I'm sitting here looking at the Christmas tree in our room, a 7-foot Noble Fir, still aromatic and alive, glistening with lights and glittery ornaments. Part forest and part carnival, a natural and cultural creation, it stands as a shy but stately symbol of so much more than just holiday cheer. Its triangular, evergreen shape and prickly, shedding branches tell a much bigger story. Trees are significant in the story God is telling in this world. It's a story that begins and ends with a "Tree of Life." It shows up in Eden (Gen. 2:9) in the beginning and then in New Jerusalem in the end (Rev. 22:14,19). Paradise lost and Paradise found.
In many ways the story of the Bible, and the meaning of the Christian gospel, is bound up within this narrative. What can restore Paradise? What can allow humanity to enter into that perfect presence with God again, symbolized in this mysterious "Tree of Life"?
Turns out the answer was a tree of death.
In the crucifixion of Jesus Christ on the cross, those banned from the garden can now return. Separated from the "Tree of Life" presence of God since Adam and Eve's original sin, humans now have access again, through Christ.
Like the healthy Noble Fir sitting across from me in my living room now, Jesus Christ was cut down in the prime of his life, for me. For us. The cross of Christ, doubtless made of wood formed from some other cut-down trees, was a tree of death that held the Tree of Life.
Our Christmas trees are icons of it: trees of death that point to the Tree of Life. In their evergreen nature, they point to the resilience of hope. When all else dies or is dying, the evergreen bears the mark of something alive. As "O Christmas Tree" reminds us: In beauty green will always grow, Through summer sun and winter snow. O Christmas tree, O Christmas tree, How lovely are your branches!
Trees are harbingers of hope. When they're cut down or destroyed in fires, a new forest is never far behind. In their Oxygen production they (literally) breathe life into this world. And while they may seemingly die, losing leaves or branches, shriveling in drought or uprooted by storms, their scattered seeds proclaim resurrection hope: they will rise again.
But the tension of the hope of trees is that they are gone for a time. In the Jerusalem tomb, Jesus was gone for a time between death and life. A time of great mourning and anguish for his friends, family and followers. In a sense he is gone now too. Gone from this earth in between his first and second comings. Advent is about celebrating the first advent and waiting, hoping, believing in the second.

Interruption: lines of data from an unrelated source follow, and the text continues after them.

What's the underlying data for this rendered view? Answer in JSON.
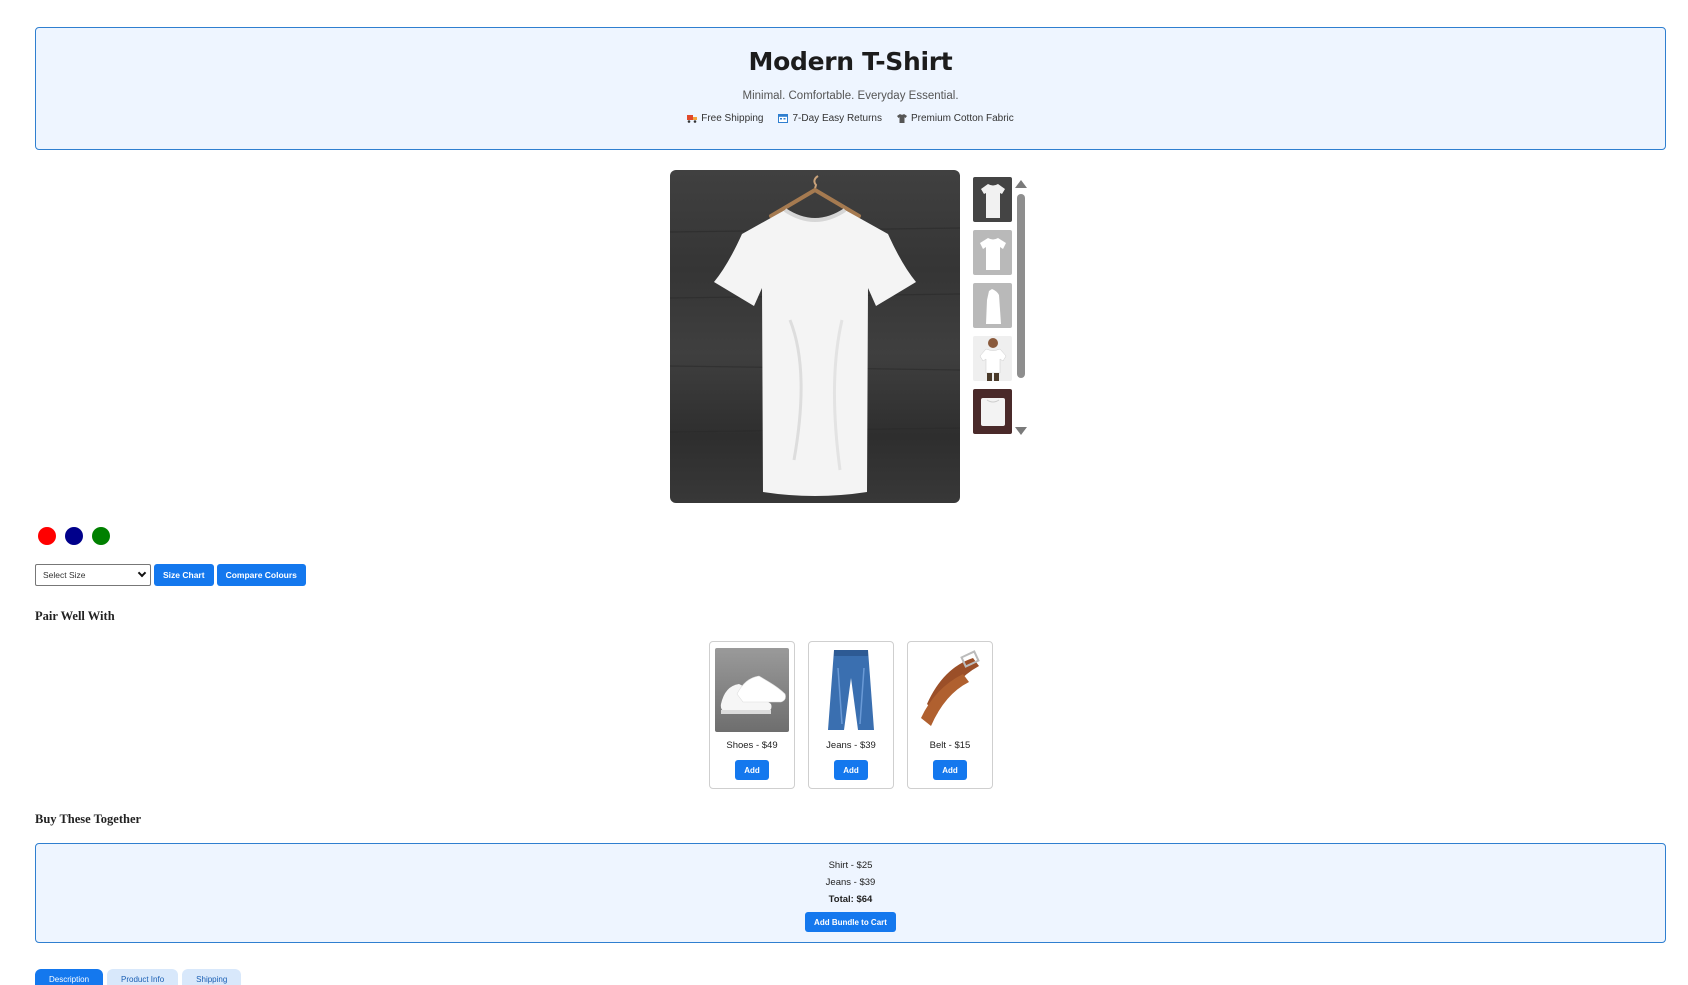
{
  "hero": {
    "title": "Modern T-Shirt",
    "tagline": "Minimal. Comfortable. Everyday Essential.",
    "features": [
      {
        "icon": "truck-icon",
        "label": "Free Shipping"
      },
      {
        "icon": "calendar-icon",
        "label": "7-Day Easy Returns"
      },
      {
        "icon": "shirt-icon",
        "label": "Premium Cotton Fabric"
      }
    ]
  },
  "gallery": {
    "main_image": "white-tshirt-on-hanger",
    "thumbnails": [
      "tshirt-hanger",
      "tshirt-front",
      "tshirt-side",
      "tshirt-model",
      "tshirt-folded"
    ]
  },
  "colors": [
    "#ff0000",
    "#00008b",
    "#008000"
  ],
  "size_select": {
    "selected": "Select Size"
  },
  "buttons": {
    "size_chart": "Size Chart",
    "compare_colours": "Compare Colours"
  },
  "pair_section": {
    "title": "Pair Well With",
    "items": [
      {
        "label": "Shoes - $49",
        "button": "Add"
      },
      {
        "label": "Jeans - $39",
        "button": "Add"
      },
      {
        "label": "Belt - $15",
        "button": "Add"
      }
    ]
  },
  "bundle_section": {
    "title": "Buy These Together",
    "lines": [
      "Shirt - $25",
      "Jeans - $39"
    ],
    "total": "Total: $64",
    "button": "Add Bundle to Cart"
  },
  "tabs": [
    "Description",
    "Product Info",
    "Shipping"
  ],
  "accent": "#1478ee"
}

Like the Christmas trees that are in our living rooms just for a time and then gone, the presence of Jesus can feel painfully intermittent. We feel him strongly one moment, and then he's gone. Sometimes it's hard to believe he was ever here. Like the long-gone Christmas tree that may leave needles on a dirty carpet or exist in the backgrounds of family photos, there are subtle hints and spectral evidences that Jesus walked this earth. In the Holy Spirit he resides in believers all the time, of course, but that can be hard to feel sometimes. Sometimes it's full, bright, aromatic and glowing, like the tree in our living room. Other times it feels like the dirty needles and crunchy curbside greenery of Christmas's aftermath.
This is the melancholy and tension of Advent. It's captured beautifully in the new film Christmas, Again, about a lonely man who works the night shift at a Christmas tree lot in New York City. It's a film about the Christmas tree as a symbol of the ephemerality of love and the tenuous nature of hope. It's also a film about the intersection of darkness (night) and light (day), past and future, brokenness and healing. Though ostensibly secular, it's an Advent meditation if I ever saw one.
O Christmas Tree, O Christmas tree,Your beauty green will teach meThat hope and love will ever beThe way to joy and peace for me.
Indeed, there is much to learn from these Christmas trees of life. They reverently point the way heavenward even as their branches give thanks for the pleasures of this life. In their here-and-gone ephemerality they teach us the tension of the now-and-not-yet. Like the Savior over whose birth they hold vigil, they bring life and hope through their life, and death.